We think, especially in context, Beatrice's petition not only complied with the statute, but also gave Roger sufficient notice to satisfy due process. Section 236.3(4) requires a petitioner to state the nature of the alleged abuse. The term "nature" is defined as "a kind or class usually distinguished by fundamental or essential characteristics." Webster's Collegiate Dictionary 774 (1993). Beatrice enumerated at least eight alleged instances of domestic abuse, which included verbal abuse, threats of physical harm, and stalking.

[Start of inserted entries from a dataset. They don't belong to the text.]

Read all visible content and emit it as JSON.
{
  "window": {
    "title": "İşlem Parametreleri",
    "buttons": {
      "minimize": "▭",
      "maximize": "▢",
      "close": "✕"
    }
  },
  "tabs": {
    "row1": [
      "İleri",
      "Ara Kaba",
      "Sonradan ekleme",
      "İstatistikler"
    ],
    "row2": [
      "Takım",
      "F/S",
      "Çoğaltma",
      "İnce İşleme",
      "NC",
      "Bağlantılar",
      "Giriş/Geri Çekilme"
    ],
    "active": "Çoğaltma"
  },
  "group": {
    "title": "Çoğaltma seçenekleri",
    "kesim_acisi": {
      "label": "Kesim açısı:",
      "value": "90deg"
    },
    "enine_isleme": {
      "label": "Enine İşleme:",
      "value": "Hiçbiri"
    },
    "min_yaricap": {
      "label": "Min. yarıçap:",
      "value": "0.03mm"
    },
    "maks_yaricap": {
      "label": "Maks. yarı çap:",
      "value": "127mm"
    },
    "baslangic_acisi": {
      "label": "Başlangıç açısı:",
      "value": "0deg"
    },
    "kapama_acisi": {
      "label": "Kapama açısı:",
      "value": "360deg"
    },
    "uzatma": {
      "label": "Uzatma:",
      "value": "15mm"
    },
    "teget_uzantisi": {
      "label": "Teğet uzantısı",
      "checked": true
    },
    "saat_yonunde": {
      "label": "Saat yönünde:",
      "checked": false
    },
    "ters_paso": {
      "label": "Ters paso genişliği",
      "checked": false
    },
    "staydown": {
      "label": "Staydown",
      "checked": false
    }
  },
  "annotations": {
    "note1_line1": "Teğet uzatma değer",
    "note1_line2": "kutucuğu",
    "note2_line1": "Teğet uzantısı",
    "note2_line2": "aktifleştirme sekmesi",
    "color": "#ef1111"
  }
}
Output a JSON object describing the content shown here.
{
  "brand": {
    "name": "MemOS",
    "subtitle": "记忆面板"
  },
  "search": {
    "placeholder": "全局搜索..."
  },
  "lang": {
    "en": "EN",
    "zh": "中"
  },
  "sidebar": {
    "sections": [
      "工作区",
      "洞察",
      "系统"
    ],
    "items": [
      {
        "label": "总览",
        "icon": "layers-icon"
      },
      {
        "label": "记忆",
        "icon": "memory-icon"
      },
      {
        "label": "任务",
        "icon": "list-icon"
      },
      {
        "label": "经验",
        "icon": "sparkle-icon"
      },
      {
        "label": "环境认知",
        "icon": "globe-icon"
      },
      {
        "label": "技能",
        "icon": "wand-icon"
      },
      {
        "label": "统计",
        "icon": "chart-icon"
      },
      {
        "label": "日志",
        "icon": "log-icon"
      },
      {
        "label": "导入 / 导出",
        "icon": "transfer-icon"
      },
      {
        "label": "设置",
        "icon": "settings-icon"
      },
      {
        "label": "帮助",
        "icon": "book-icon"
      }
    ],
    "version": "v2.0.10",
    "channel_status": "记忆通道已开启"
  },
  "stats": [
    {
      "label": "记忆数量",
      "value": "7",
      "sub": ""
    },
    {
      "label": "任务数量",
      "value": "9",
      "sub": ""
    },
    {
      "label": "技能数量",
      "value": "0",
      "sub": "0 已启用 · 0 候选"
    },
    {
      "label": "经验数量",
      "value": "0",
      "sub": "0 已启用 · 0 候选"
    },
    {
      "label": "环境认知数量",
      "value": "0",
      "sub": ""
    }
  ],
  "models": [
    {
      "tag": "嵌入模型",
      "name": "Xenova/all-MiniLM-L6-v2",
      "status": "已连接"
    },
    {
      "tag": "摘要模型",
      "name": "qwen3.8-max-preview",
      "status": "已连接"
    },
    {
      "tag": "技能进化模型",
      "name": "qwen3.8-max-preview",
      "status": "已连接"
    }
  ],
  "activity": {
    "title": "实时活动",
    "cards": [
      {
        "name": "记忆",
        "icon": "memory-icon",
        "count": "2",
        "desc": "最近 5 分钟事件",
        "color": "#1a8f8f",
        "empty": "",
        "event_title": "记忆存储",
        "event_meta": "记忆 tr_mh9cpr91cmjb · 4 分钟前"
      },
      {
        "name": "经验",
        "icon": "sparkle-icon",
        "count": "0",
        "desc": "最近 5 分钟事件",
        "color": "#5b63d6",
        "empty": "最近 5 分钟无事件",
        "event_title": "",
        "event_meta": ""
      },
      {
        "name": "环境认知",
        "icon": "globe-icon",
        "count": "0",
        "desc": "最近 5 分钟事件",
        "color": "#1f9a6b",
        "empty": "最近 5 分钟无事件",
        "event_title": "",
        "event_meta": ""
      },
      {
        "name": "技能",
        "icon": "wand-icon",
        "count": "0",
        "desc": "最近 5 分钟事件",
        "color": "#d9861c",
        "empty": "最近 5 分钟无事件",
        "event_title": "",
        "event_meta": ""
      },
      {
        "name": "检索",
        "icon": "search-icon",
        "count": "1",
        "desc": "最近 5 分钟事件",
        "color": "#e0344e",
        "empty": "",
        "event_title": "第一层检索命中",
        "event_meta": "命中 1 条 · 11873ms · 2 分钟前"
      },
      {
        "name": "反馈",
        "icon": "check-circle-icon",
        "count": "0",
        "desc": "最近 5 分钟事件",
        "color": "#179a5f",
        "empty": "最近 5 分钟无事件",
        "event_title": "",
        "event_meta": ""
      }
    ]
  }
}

The car incident belonged to the same "kind or class" of behavior and was distinguished by the same "fundamental or essential characteristics." Like the other incidents that were alleged, the car incident amounted to an assault and placed Beatrice in fear of physical harm.
Roger could scarcely have been surprised by mention of the car incident. It was typical of the incidents that were enumerated. Out of necessity domestic abuse procedures are routinely instigated upon a pro se petition and consequently, as observed in Smith, some leeway must be accorded from precision in draftsmanship. We think Roger had fair notice that incidents of alleged assaults closely similar to those listed were likely to be raised at the hearing. Roger's trial response to the car incident bears this out. We note that Roger testified about the car incident without objection. Indeed Roger's trial response to the car incident differed in no way from his responses to the other incidents. This confirms that he was not unfairly surprised by the introduction of this evidence.
We therefore conclude Roger's notice satisfied the first fundamental requirement of *844 due process. There is no question on the second due process requirementan opportunity to be heard. After hearing Beatrice's testimony, Roger explained his version of the car incident during his own.
III. We emphatically reject Roger's contention that this case is analogous to parental termination cases where due process requirements are more strict. Parental rights belong in the category of fundamental interests. Prince v. Massachusetts, 321 U.S. 158, 166, 64 S. Ct. 438, 442, 88 L. Ed. 645, 652 (1944). Roger did not suffer deprivation of a fundamental, constitutionally protected interest when ordered to "cease domestic abuse" of Beatrice. The district court order specifically noted that "the parties may have contact in connection with transfer of the children for visitation."
IV. Roger separately advances his due process claim under the criteria explained in Mathews v. Eldridge, 424 U.S. 319, 96 S. Ct. 893, 47 L. Ed. 2d 18 (1976). Under Mathews, in determining the specific dictates of due process, one should consider: (1) the private interest affected; (2) the risk of erroneous deprivation and probable value, if any, of additional or substitute procedural safeguards; and (3) the government's interest. 424 U.S. at 335, 96 S. Ct. at 903, 47 L. Ed. 2d at 33. Roger complains he suffered stigma because he was declared a domestic abuser. We think the risk of erroneous deprivation was relatively small: Roger was represented by counsel at a formal judicial hearing, and he testified about the incident. The trial court found Beatrice's testimony more credible. This conclusion was buttressed by the court's reliance on other witnesses' testimony concerning other incidents of Roger's aggressive behavior. We note the car incident was not the only one relied on by the court in issuing the protective order.
With regard to the third Mathews factor, the government's interest here was protecting a citizen from potential bodily injury. Balancing these factors, it does not appear Roger's interest could have been substantially better protected by adherence to rigid pleading requirements. He did not call any witnesses to rebut the eight charges which Beatrice did list and he did not refer to any witnesses in his explanation of the car incident. We conclude he was given full opportunity to present his side of the story.
Roger's due process rights were not violated.